Element data from apps and pages:
Segment Open

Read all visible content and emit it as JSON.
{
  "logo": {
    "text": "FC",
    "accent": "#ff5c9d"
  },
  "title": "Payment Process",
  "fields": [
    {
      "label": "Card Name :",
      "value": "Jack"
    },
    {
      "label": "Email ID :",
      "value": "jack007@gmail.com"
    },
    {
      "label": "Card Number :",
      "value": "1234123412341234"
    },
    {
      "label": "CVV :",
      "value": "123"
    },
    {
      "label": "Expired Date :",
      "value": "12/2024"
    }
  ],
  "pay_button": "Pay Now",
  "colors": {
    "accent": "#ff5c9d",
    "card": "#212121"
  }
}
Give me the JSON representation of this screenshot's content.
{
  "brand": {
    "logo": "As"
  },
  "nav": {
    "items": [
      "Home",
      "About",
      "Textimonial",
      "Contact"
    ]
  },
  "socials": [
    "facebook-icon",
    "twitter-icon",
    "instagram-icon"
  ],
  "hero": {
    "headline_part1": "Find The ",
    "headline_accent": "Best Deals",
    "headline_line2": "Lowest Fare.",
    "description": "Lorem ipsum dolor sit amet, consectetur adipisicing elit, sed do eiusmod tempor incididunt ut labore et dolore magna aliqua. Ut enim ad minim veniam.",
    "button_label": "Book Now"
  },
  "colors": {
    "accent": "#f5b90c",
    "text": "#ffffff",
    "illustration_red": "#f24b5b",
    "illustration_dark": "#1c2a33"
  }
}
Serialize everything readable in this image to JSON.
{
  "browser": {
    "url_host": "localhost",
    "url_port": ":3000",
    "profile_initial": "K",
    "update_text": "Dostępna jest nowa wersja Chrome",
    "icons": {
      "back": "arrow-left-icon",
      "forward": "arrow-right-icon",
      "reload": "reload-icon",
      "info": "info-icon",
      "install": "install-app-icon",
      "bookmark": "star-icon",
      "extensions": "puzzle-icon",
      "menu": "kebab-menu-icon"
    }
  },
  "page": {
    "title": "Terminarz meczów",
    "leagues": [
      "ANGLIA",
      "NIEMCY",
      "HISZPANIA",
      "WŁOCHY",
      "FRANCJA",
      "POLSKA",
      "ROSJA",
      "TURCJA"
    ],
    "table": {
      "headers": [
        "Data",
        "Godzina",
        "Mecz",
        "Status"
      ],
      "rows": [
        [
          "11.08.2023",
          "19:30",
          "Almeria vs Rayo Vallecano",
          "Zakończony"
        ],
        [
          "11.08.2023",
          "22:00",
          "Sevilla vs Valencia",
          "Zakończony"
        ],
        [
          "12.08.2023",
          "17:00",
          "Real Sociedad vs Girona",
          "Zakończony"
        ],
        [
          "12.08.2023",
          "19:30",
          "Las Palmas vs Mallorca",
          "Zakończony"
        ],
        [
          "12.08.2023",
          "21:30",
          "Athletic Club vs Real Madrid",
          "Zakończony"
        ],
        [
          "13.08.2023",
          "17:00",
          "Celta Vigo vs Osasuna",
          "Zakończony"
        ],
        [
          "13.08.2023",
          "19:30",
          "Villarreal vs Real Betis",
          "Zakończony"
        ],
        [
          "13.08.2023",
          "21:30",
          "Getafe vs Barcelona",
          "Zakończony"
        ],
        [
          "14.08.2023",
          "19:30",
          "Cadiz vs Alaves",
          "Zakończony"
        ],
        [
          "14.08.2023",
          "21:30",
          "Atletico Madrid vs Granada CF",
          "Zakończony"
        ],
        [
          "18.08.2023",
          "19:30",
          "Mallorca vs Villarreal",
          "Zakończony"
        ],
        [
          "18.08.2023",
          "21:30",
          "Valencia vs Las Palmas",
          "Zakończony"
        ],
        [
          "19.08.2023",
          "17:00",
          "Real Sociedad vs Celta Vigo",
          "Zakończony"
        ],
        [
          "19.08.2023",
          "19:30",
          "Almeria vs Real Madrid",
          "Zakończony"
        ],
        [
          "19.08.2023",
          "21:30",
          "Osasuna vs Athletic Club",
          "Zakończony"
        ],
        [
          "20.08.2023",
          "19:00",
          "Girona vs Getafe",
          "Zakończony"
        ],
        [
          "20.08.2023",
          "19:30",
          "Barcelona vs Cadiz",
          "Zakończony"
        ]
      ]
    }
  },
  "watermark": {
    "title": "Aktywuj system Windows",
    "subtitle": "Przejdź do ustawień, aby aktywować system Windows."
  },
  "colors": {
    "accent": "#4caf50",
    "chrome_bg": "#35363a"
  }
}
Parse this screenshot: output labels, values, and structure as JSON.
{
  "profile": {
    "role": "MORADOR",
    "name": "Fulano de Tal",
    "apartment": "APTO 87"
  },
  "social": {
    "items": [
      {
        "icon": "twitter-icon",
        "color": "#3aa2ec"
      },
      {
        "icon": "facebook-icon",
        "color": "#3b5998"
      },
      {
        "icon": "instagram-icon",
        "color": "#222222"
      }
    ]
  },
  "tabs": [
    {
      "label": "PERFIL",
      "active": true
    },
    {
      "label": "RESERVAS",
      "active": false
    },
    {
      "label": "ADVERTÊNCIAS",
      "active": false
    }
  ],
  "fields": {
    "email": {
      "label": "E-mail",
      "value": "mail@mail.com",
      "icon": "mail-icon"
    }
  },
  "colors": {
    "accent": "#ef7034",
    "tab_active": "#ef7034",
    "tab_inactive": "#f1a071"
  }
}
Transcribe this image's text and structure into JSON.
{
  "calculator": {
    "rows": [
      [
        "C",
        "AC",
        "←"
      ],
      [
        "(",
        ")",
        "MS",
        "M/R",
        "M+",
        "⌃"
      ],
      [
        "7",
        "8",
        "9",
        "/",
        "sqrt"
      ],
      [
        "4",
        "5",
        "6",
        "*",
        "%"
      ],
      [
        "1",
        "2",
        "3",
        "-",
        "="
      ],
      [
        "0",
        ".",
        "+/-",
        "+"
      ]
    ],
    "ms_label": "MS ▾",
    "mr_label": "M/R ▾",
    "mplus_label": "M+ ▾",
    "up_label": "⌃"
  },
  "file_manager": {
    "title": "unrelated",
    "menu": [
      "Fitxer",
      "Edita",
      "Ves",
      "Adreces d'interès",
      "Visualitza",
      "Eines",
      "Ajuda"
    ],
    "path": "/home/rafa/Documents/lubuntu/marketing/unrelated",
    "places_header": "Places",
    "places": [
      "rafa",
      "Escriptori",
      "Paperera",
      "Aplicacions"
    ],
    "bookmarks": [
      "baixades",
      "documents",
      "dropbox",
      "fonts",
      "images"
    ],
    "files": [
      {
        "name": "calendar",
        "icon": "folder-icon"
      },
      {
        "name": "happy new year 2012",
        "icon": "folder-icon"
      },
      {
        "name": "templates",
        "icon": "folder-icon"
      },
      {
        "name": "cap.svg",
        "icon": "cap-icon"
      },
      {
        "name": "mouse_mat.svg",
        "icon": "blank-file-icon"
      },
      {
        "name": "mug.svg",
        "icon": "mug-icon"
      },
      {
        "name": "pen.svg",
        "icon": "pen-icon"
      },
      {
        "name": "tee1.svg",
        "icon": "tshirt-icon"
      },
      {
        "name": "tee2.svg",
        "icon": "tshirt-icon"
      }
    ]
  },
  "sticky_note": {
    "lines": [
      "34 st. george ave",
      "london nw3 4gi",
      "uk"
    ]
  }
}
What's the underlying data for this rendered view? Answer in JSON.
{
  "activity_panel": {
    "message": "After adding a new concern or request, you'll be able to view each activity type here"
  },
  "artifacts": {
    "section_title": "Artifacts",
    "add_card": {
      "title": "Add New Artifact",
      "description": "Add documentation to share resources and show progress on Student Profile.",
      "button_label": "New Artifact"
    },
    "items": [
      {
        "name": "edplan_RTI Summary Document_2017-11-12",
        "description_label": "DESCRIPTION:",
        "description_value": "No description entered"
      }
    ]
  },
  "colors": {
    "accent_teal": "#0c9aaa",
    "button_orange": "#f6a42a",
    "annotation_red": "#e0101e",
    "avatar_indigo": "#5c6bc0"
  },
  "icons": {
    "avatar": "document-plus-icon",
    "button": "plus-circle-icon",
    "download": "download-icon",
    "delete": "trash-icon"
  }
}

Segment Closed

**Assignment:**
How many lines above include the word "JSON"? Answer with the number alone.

**Task solution:**
6